It’s January, who needs to be more depressed? What you need to get through January is distraction so I recommend the annual New Zealand Wine Fair which is on in Dublin on January 13 (details below). This fair is the start of the wine year for me and I’m always surprised that I’m happy to taste so many sauvignon blancs.
It is also a welcome chance to try chardonnay and pinot noir from Martinborough and Central Otago, syrah from Hawke’s Bay and elsewhere, and of course riesling, gruner veltliner, gewurztraminer and other lesser seen New Zealand wines.
Sauvignon blanc is not the most complex of grapes but the New Zealand version sells so well because it is hard to match its big bursts of bright lime, apple and gooseberry flavour. Thankfully, the green bean and asparagus versions seem to be less common these days with Kiwi winemakers looking more towards passionfruit and green apple.
The 2019 vintage was a little down on previous years due to colder weather at fruit-set (in December), but a warm summer has ensured a consistently good vintage. Cloudy Bay claims 2019 will be regarded as one of the great vintages of the last few decades. Its former winemaker Kevin judd of Greywacke is also happy with his 2019 release which is showing ‘subtlety, structure and perfume’ he says.

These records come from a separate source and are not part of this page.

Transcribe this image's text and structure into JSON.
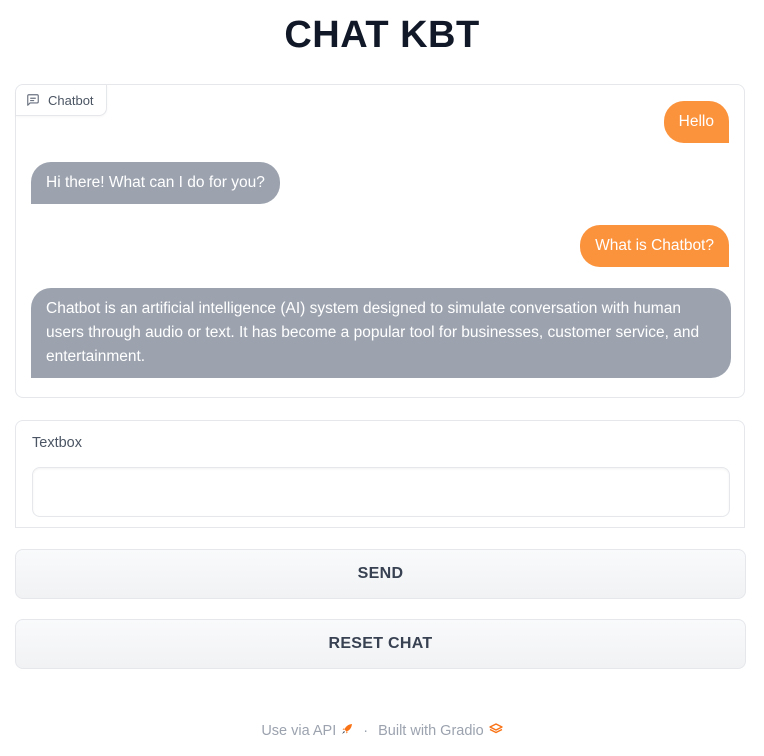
{
  "app": {
    "title": "CHAT KBT"
  },
  "chatbot": {
    "label": "Chatbot",
    "messages": [
      {
        "role": "user",
        "text": "Hello"
      },
      {
        "role": "bot",
        "text": "Hi there! What can I do for you?"
      },
      {
        "role": "user",
        "text": "What is Chatbot?"
      },
      {
        "role": "bot",
        "text": "Chatbot is an artificial intelligence (AI) system designed to simulate conversation with human users through audio or text. It has become a popular tool for businesses, customer service, and entertainment."
      }
    ]
  },
  "textbox": {
    "label": "Textbox",
    "value": "",
    "placeholder": ""
  },
  "buttons": {
    "send": "SEND",
    "reset": "RESET CHAT"
  },
  "footer": {
    "api_link": "Use via API",
    "separator": "·",
    "built_with": "Built with Gradio"
  },
  "colors": {
    "user_bubble": "#fb923c",
    "bot_bubble": "#9ca3af",
    "gradio_logo": "#f97316"
  },
  "icons": {
    "chatbot": "chat-bubble-icon",
    "api": "rocket-icon",
    "gradio": "gradio-logo-icon"
  }
}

You generally need to spend more than €14 on New Zealand sauvignons to get any depth. I’ve picked out a few and revisited some of the classics. A wine I didn’t have room for is the Babich Black Label sauvignon blanc (€25) which is imported by Solera Wines. Standard Babich can be commercial but the Black label is a serious step up. It is in good independents in the Dublin area such as Martins, Drink Store and D-6.
For the diary: New Zealand in a Glass, 6.30pm to 8.30pm, January 13, Radisson Blu, Golden Lane, Dublin 8. Tickets: €20 via Eventbrite; jeansmullen.com